What is expected
Starting with the first line, output the data exactly, through to the last line.

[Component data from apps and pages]
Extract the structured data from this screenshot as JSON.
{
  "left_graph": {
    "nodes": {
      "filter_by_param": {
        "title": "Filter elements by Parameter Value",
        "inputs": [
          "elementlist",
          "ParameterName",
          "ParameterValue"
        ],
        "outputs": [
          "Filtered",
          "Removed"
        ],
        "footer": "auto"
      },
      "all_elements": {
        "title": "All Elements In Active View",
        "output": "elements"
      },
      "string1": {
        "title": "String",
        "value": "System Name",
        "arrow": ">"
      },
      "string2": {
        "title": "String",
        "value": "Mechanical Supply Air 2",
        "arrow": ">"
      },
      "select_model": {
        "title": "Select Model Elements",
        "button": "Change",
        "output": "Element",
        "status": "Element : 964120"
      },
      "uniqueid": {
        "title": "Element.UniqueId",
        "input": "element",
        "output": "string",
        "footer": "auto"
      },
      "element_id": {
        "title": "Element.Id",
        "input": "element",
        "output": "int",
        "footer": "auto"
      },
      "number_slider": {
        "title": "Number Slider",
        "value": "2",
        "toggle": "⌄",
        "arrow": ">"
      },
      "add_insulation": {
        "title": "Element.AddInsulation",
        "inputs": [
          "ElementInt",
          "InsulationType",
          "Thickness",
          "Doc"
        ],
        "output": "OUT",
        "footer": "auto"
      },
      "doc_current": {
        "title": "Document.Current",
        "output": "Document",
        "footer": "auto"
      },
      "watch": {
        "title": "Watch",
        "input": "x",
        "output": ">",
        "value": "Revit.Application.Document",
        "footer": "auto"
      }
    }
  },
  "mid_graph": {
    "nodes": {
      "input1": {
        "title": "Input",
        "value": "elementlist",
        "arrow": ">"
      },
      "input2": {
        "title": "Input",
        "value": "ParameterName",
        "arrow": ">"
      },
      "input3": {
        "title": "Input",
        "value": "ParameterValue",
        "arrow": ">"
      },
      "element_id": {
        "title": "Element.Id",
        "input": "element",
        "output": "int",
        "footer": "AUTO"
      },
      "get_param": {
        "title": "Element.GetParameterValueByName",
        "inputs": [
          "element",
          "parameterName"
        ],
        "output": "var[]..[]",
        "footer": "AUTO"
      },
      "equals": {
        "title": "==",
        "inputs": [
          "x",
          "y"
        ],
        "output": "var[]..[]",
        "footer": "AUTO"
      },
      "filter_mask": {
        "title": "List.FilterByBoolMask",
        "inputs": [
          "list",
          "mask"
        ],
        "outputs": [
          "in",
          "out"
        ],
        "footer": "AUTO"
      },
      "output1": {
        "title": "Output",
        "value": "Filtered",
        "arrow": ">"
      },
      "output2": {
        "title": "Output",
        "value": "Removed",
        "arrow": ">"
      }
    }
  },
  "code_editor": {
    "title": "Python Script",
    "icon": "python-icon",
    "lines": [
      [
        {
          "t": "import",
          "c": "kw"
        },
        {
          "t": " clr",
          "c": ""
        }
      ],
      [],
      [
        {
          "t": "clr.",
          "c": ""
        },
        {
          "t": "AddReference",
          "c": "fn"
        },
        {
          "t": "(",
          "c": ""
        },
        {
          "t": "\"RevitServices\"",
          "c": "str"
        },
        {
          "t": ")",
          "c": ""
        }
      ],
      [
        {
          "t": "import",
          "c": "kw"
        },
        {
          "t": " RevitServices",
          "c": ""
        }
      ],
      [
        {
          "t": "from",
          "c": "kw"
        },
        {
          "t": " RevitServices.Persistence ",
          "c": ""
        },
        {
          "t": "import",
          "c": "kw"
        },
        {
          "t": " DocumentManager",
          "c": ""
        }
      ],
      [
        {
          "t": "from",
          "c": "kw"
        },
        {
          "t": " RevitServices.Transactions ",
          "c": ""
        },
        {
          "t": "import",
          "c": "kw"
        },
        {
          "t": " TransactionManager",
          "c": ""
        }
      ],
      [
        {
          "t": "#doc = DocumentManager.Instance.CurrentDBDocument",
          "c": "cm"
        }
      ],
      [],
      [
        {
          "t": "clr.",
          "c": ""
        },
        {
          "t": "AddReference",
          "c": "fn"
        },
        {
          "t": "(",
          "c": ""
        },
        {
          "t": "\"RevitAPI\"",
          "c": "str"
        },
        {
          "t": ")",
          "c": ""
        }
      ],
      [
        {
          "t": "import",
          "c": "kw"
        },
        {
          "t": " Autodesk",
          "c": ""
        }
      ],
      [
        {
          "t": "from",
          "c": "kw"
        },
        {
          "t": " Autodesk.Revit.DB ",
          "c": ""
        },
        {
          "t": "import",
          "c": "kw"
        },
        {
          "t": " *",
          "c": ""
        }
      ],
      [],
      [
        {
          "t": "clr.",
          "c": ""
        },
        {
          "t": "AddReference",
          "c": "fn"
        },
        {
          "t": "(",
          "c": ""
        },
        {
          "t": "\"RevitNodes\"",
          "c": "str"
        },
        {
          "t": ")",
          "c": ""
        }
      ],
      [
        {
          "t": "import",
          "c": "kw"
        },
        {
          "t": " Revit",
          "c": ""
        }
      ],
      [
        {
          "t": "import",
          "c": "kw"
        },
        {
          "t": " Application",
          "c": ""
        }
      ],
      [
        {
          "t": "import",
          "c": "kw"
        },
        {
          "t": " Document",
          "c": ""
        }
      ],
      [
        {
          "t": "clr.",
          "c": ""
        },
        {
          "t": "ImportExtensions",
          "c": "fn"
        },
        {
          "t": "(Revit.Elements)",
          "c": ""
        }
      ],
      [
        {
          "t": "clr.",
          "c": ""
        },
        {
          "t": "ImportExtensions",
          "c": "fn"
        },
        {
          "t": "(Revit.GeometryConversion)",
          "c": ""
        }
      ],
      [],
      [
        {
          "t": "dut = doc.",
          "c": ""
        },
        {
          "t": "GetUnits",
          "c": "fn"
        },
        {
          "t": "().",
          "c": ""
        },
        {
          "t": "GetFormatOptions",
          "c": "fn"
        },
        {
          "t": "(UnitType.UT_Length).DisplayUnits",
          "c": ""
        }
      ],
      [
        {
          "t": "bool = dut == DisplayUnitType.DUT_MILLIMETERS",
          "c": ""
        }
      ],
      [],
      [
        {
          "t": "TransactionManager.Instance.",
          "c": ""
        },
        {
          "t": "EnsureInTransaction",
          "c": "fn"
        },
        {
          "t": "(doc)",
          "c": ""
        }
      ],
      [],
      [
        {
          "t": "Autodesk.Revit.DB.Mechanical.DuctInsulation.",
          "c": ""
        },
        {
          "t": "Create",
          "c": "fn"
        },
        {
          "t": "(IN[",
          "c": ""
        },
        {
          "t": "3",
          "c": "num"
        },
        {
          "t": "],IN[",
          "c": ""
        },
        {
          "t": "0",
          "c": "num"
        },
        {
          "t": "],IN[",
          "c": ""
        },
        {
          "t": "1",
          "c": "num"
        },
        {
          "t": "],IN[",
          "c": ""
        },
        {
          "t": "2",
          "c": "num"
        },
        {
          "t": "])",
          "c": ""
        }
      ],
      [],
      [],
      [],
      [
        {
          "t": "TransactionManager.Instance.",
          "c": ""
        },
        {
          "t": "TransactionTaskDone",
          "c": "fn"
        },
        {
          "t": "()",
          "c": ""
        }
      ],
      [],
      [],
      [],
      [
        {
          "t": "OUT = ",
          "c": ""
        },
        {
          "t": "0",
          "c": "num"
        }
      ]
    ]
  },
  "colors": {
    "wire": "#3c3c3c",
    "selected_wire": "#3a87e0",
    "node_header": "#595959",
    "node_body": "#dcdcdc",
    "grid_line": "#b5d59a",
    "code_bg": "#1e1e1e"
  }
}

Exercise result
Extract the structured data from this screenshot as JSON.
{
  "left_graph": {
    "nodes": {
      "filter_by_param": {
        "title": "Filter elements by Parameter Value",
        "inputs": [
          "elementlist",
          "ParameterName",
          "ParameterValue"
        ],
        "outputs": [
          "Filtered",
          "Removed"
        ],
        "footer": "auto"
      },
      "all_elements": {
        "title": "All Elements In Active View",
        "output": "elements"
      },
      "string1": {
        "title": "String",
        "value": "System Name",
        "arrow": ">"
      },
      "string2": {
        "title": "String",
        "value": "Mechanical Supply Air 2",
        "arrow": ">"
      },
      "select_model": {
        "title": "Select Model Elements",
        "button": "Change",
        "output": "Element",
        "status": "Element : 964120"
      },
      "uniqueid": {
        "title": "Element.UniqueId",
        "input": "element",
        "output": "string",
        "footer": "auto"
      },
      "element_id": {
        "title": "Element.Id",
        "input": "element",
        "output": "int",
        "footer": "auto"
      },
      "number_slider": {
        "title": "Number Slider",
        "value": "2",
        "toggle": "⌄",
        "arrow": ">"
      },
      "add_insulation": {
        "title": "Element.AddInsulation",
        "inputs": [
          "ElementInt",
          "InsulationType",
          "Thickness",
          "Doc"
        ],
        "output": "OUT",
        "footer": "auto"
      },
      "doc_current": {
        "title": "Document.Current",
        "output": "Document",
        "footer": "auto"
      },
      "watch": {
        "title": "Watch",
        "input": "x",
        "output": ">",
        "value": "Revit.Application.Document",
        "footer": "auto"
      }
    }
  },
  "mid_graph": {
    "nodes": {
      "input1": {
        "title": "Input",
        "value": "elementlist",
        "arrow": ">"
      },
      "input2": {
        "title": "Input",
        "value": "ParameterName",
        "arrow": ">"
      },
      "input3": {
        "title": "Input",
        "value": "ParameterValue",
        "arrow": ">"
      },
      "element_id": {
        "title": "Element.Id",
        "input": "element",
        "output": "int",
        "footer": "AUTO"
      },
      "get_param": {
        "title": "Element.GetParameterValueByName",
        "inputs": [
          "element",
          "parameterName"
        ],
        "output": "var[]..[]",
        "footer": "AUTO"
      },
      "equals": {
        "title": "==",
        "inputs": [
          "x",
          "y"
        ],
        "output": "var[]..[]",
        "footer": "AUTO"
      },
      "filter_mask": {
        "title": "List.FilterByBoolMask",
        "inputs": [
          "list",
          "mask"
        ],
        "outputs": [
          "in",
          "out"
        ],
        "footer": "AUTO"
      },
      "output1": {
        "title": "Output",
        "value": "Filtered",
        "arrow": ">"
      },
      "output2": {
        "title": "Output",
        "value": "Removed",
        "arrow": ">"
      }
    }
  },
  "code_editor": {
    "title": "Python Script",
    "icon": "python-icon",
    "lines": [
      [
        {
          "t": "import",
          "c": "kw"
        },
        {
          "t": " clr",
          "c": ""
        }
      ],
      [],
      [
        {
          "t": "clr.",
          "c": ""
        },
        {
          "t": "AddReference",
          "c": "fn"
        },
        {
          "t": "(",
          "c": ""
        },
        {
          "t": "\"RevitServices\"",
          "c": "str"
        },
        {
          "t": ")",
          "c": ""
        }
      ],
      [
        {
          "t": "import",
          "c": "kw"
        },
        {
          "t": " RevitServices",
          "c": ""
        }
      ],
      [
        {
          "t": "from",
          "c": "kw"
        },
        {
          "t": " RevitServices.Persistence ",
          "c": ""
        },
        {
          "t": "import",
          "c": "kw"
        },
        {
          "t": " DocumentManager",
          "c": ""
        }
      ],
      [
        {
          "t": "from",
          "c": "kw"
        },
        {
          "t": " RevitServices.Transactions ",
          "c": ""
        },
        {
          "t": "import",
          "c": "kw"
        },
        {
          "t": " TransactionManager",
          "c": ""
        }
      ],
      [
        {
          "t": "#doc = DocumentManager.Instance.CurrentDBDocument",
          "c": "cm"
        }
      ],
      [],
      [
        {
          "t": "clr.",
          "c": ""
        },
        {
          "t": "AddReference",
          "c": "fn"
        },
        {
          "t": "(",
          "c": ""
        },
        {
          "t": "\"RevitAPI\"",
          "c": "str"
        },
        {
          "t": ")",
          "c": ""
        }
      ],
      [
        {
          "t": "import",
          "c": "kw"
        },
        {
          "t": " Autodesk",
          "c": ""
        }
      ],
      [
        {
          "t": "from",
          "c": "kw"
        },
        {
          "t": " Autodesk.Revit.DB ",
          "c": ""
        },
        {
          "t": "import",
          "c": "kw"
        },
        {
          "t": " *",
          "c": ""
        }
      ],
      [],
      [
        {
          "t": "clr.",
          "c": ""
        },
        {
          "t": "AddReference",
          "c": "fn"
        },
        {
          "t": "(",
          "c": ""
        },
        {
          "t": "\"RevitNodes\"",
          "c": "str"
        },
        {
          "t": ")",
          "c": ""
        }
      ],
      [
        {
          "t": "import",
          "c": "kw"
        },
        {
          "t": " Revit",
          "c": ""
        }
      ],
      [
        {
          "t": "import",
          "c": "kw"
        },
        {
          "t": " Application",
          "c": ""
        }
      ],
      [
        {
          "t": "import",
          "c": "kw"
        },
        {
          "t": " Document",
          "c": ""
        }
      ],
      [
        {
          "t": "clr.",
          "c": ""
        },
        {
          "t": "ImportExtensions",
          "c": "fn"
        },
        {
          "t": "(Revit.Elements)",
          "c": ""
        }
      ],
      [
        {
          "t": "clr.",
          "c": ""
        },
        {
          "t": "ImportExtensions",
          "c": "fn"
        },
        {
          "t": "(Revit.GeometryConversion)",
          "c": ""
        }
      ],
      [],
      [
        {
          "t": "dut = doc.",
          "c": ""
        },
        {
          "t": "GetUnits",
          "c": "fn"
        },
        {
          "t": "().",
          "c": ""
        },
        {
          "t": "GetFormatOptions",
          "c": "fn"
        },
        {
          "t": "(UnitType.UT_Length).DisplayUnits",
          "c": ""
        }
      ],
      [
        {
          "t": "bool = dut == DisplayUnitType.DUT_MILLIMETERS",
          "c": ""
        }
      ],
      [],
      [
        {
          "t": "TransactionManager.Instance.",
          "c": ""
        },
        {
          "t": "EnsureInTransaction",
          "c": "fn"
        },
        {
          "t": "(doc)",
          "c": ""
        }
      ],
      [],
      [
        {
          "t": "Autodesk.Revit.DB.Mechanical.DuctInsulation.",
          "c": ""
        },
        {
          "t": "Create",
          "c": "fn"
        },
        {
          "t": "(IN[",
          "c": ""
        },
        {
          "t": "3",
          "c": "num"
        },
        {
          "t": "],IN[",
          "c": ""
        },
        {
          "t": "0",
          "c": "num"
        },
        {
          "t": "],IN[",
          "c": ""
        },
        {
          "t": "1",
          "c": "num"
        },
        {
          "t": "],IN[",
          "c": ""
        },
        {
          "t": "2",
          "c": "num"
        },
        {
          "t": "])",
          "c": ""
        }
      ],
      [],
      [],
      [],
      [
        {
          "t": "TransactionManager.Instance.",
          "c": ""
        },
        {
          "t": "TransactionTaskDone",
          "c": "fn"
        },
        {
          "t": "()",
          "c": ""
        }
      ],
      [],
      [],
      [],
      [
        {
          "t": "OUT = ",
          "c": ""
        },
        {
          "t": "0",
          "c": "num"
        }
      ]
    ]
  },
  "colors": {
    "wire": "#3c3c3c",
    "selected_wire": "#3a87e0",
    "node_header": "#595959",
    "node_body": "#dcdcdc",
    "grid_line": "#b5d59a",
    "code_bg": "#1e1e1e"
  }
}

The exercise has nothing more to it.